A high school diploma or a GED is usually sufficient to work as a residential counselor, but you may be required to possess a degree in a related field at times. Excellent organizational and interpersonal skills, an upbeat attitude, great communication and leadership qualities, and the ability to handle crises are all important prerequisites of working as a residential counselor. Skills in developing recreational programs, providing therapy to residents, addressing and resolving negative behavior, and ensuring the overall physical health and wellbeing of residents are also important in this work.
Typically, a residential counselor will spend his or her day providing assistance and emotional support to residents of the facility. Resolving issues and providing one on one and group therapy will be all in a day’s work for you. If this is the work that you would like to do (and have the capability of doing), we suggest that you go through the following list of work duties that a residential counselor performs, before creating your resume:
• Create and implement measures to ensure a nurturing environment and close, intensive supervision for members of the facility
• Assess the basic needs of the residents’ and ensure that they are met on a consistent basis
• Teach healthy living skills and ensure that appropriate activities and social programs are implemented to enhance skills acquisition
• Utilize therapeutic crises intervention techniques and model healthy interactions and respectful communications with members
• Communicate behavior choices to members by outlining positive and negative consequences of their choices
• Adjust communication endeavors to meet members’ developmental levels and style of communicating with other
• Document daily shift activities as required by program policies and professional standards
• Supervise and monitor member movement and rule compliance by maintaining auditory and visual line of sight

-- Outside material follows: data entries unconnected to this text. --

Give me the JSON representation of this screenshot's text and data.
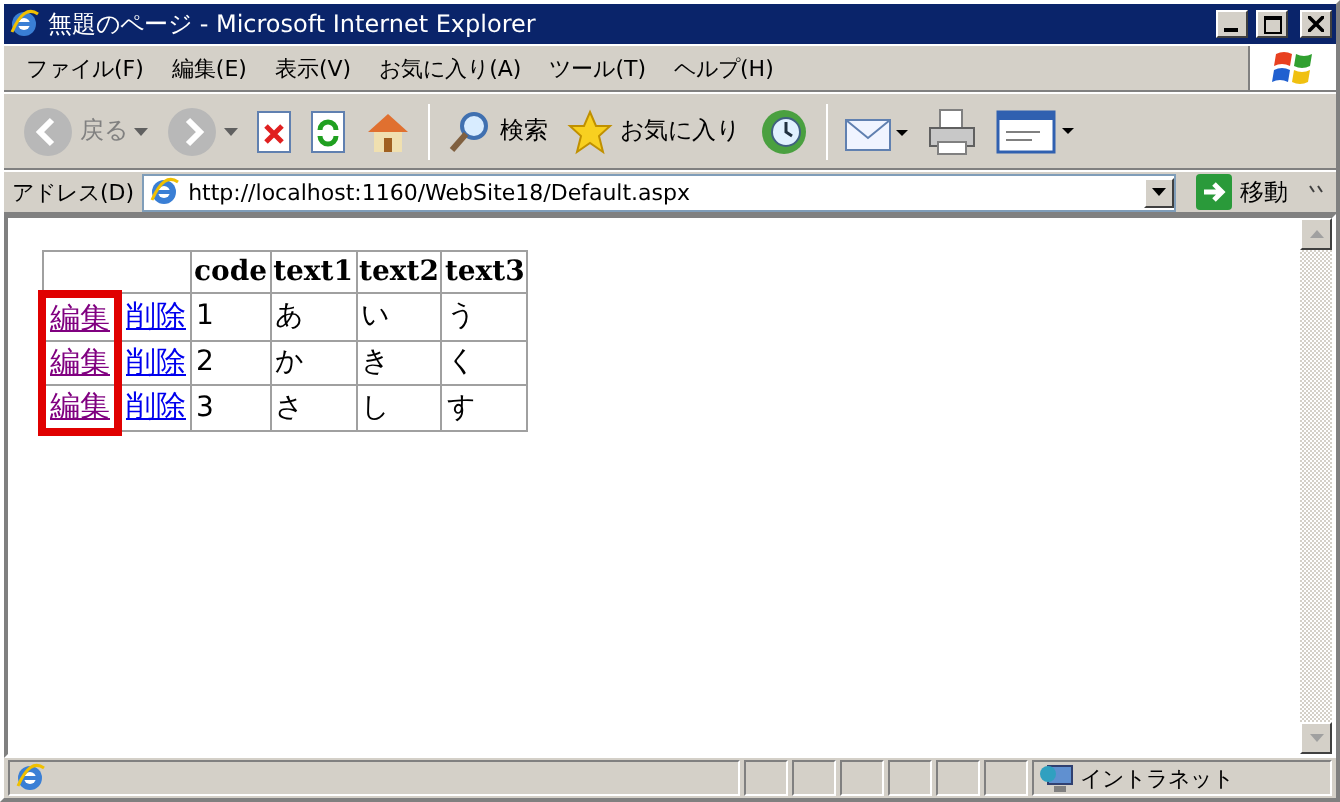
{
  "window": {
    "title": "無題のページ - Microsoft Internet Explorer"
  },
  "menu": [
    "ファイル(F)",
    "編集(E)",
    "表示(V)",
    "お気に入り(A)",
    "ツール(T)",
    "ヘルプ(H)"
  ],
  "toolbar": [
    {
      "kind": "back",
      "label": "戻る",
      "disabled": true
    },
    {
      "kind": "forward",
      "disabled": true
    },
    {
      "kind": "stop"
    },
    {
      "kind": "refresh"
    },
    {
      "kind": "home"
    },
    {
      "kind": "search",
      "label": "検索"
    },
    {
      "kind": "favorites",
      "label": "お気に入り"
    },
    {
      "kind": "history"
    },
    {
      "kind": "mail"
    },
    {
      "kind": "print"
    },
    {
      "kind": "edit"
    }
  ],
  "address_bar": {
    "label": "アドレス(D)",
    "value": "http://localhost:1160/WebSite18/Default.aspx",
    "go_label": "移動"
  },
  "table": {
    "columns": [
      "code",
      "text1",
      "text2",
      "text3"
    ],
    "edit_column_highlighted": true,
    "rows": [
      {
        "edit": "編集",
        "delete": "削除",
        "edit_visited": true,
        "cells": [
          "1",
          "あ",
          "い",
          "う"
        ]
      },
      {
        "edit": "編集",
        "delete": "削除",
        "edit_visited": true,
        "cells": [
          "2",
          "か",
          "き",
          "く"
        ]
      },
      {
        "edit": "編集",
        "delete": "削除",
        "edit_visited": true,
        "cells": [
          "3",
          "さ",
          "し",
          "す"
        ]
      }
    ]
  },
  "status_bar": {
    "zone": "イントラネット"
  }
}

• Assess and respond appropriately to resident behavior, dispositions and attitudes and provide appropriate feedback
• Resolve conflicts by performing in-time crises intervention and enforcing discipline and behavior metrics
• Facilitate therapeutic individual and group activities including life skills, conflict resolution and program adjustment
• Monitor and supervise members within the facility to ensure that they are following schedules, and observe and record interaction and behavior